Native Docker Containers for Windows 10 Announced
The product has been released as a limited beta, and expects a full release later this year.
Containers have had some of their earliest uptake among developers, as they're extremely lightweight, scalable and easy to destroy and create. And now the leading container company, Docker, has made it easier to do that development on Windows and Mac platforms.
It's done this by developing software that will allow Windows 10 and Apple machine users to use its native container platform as a packaged native application. Last week, Docker announced the beta of Docker for Mac and Windows, which it's offering as a "limited" beta with GA planned for later in the year.
The new Docker for Mac and Docker for Windows are expected to offer a faster and more reliable native experience without requiring VirtualBox VM extensions. The improvements are the result of work between Docker, Apple and Microsoft engineers to provide the OS integration and allow for host-native hypervisor support, specifically Apple Hypervisor and Microsoft's Hyper-V.
"The Docker engine is running in an Alpine Linux distribution on top of an xhyve Virtual Machine on Mac OS X or on a Hyper-V VM on Windows, and that VM is managed by the Docker application," wrote engineer Patrick Chanezon, who last year left Microsoft to join Docker. "You don't need a Docker machine to run Docker for Mac and Windows." Chanezon said the new releases will also make it easier to run containers on local host networks. "Docker for Mac and Windows include a DNS server for containers, and are integrated with the Mac OS X and Windows networking system," he noted.
The new software is primarily aimed at developers and will let them build, test and deliver programs that can run as native Mac and Windows apps from the system toolbar like packaged applications from app stores.
"Docker for Mac and Windows reflects deep OS system-level work from our Unikernel Systems team and demonstrates how, moving forward, we can leverage native platform capabilities to provide users with the same optimized Docker experience on all platforms," said Solomon Hykes, Docker's founder, CTO and chief product officer, in a statement announcing the release. "These integrated software packages are designed to remove an additional layer of 'dependency hell' for Mac and Windows developers by allowing them to develop directly inside a container."
By removing the need for developers to run OS and language-specific dependencies, they can build their programs with one tool, facilitating testing and overall deployment of containerized apps. That, Docker is hoping, will make it easier for developers to ship "Dockerized" apps directly from their machine registries and allowing them to mount application code and other components into a volume.
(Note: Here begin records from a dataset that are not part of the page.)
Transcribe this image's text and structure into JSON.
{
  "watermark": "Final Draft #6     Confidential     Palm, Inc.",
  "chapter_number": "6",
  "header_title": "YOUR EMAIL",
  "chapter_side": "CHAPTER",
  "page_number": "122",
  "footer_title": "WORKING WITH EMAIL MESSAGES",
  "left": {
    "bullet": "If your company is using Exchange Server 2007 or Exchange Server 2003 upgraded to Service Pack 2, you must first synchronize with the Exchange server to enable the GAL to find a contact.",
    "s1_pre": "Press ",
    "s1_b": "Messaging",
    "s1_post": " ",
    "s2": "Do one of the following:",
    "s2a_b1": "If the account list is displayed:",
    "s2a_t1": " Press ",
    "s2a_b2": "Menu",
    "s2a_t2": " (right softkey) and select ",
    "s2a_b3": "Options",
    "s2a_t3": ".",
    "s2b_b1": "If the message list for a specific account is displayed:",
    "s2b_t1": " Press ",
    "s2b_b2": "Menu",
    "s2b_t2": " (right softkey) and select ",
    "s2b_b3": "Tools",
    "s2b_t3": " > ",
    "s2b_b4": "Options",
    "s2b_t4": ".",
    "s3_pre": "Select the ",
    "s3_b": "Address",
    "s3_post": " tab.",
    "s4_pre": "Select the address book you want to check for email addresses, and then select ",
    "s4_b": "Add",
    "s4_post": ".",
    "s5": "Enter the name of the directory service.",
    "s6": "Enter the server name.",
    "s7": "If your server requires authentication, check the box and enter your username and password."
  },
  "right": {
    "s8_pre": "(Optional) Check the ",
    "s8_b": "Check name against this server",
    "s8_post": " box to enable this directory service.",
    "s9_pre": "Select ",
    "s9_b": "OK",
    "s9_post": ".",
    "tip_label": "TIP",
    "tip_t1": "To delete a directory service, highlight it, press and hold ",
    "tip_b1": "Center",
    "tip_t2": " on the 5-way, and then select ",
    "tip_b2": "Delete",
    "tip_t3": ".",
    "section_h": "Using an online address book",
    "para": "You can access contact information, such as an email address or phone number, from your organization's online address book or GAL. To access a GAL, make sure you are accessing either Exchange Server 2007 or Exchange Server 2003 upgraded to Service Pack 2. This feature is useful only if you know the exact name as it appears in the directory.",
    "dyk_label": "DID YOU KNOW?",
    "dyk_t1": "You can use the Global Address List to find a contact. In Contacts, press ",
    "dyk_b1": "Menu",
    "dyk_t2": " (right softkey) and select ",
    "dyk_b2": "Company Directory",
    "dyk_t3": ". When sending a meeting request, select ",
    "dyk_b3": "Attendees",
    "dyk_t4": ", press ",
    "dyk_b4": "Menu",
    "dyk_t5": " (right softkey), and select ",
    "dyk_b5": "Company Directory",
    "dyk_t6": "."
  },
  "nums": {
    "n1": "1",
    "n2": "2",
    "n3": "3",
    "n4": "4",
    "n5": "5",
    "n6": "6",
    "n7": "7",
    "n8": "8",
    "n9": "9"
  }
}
This is also important because apps automatically refresh when code changes are made.
Based on the system requirements, the new Docker clients appear to be aimed at serious business apps. The Docker for Windows client requires Windows 10 Pro (1511 November update, Build 10586) or later. The Hyper-V and Docker for Mac client must run on a system built in 2010 or later running at least OS X 10.3 Yosemite.
While the Mac and Windows clients share a significant amount of code, the two are at different stages of development, according to Chanezon. "Docker for Windows will initially be rolled out to users at a slower pace but will eventually offer all the same functionality as Docker for Mac," he noted. The company now has a list for those wanting to sign up to test the software.
Jeffrey Schwartz is editor of Redmond magazine and also covers cloud computing for Virtualization Review's Cloud Report. In addition, he writes the Channeling the Cloud column for Redmond Channel Partner. Follow him on Twitter @JeffreySchwartz.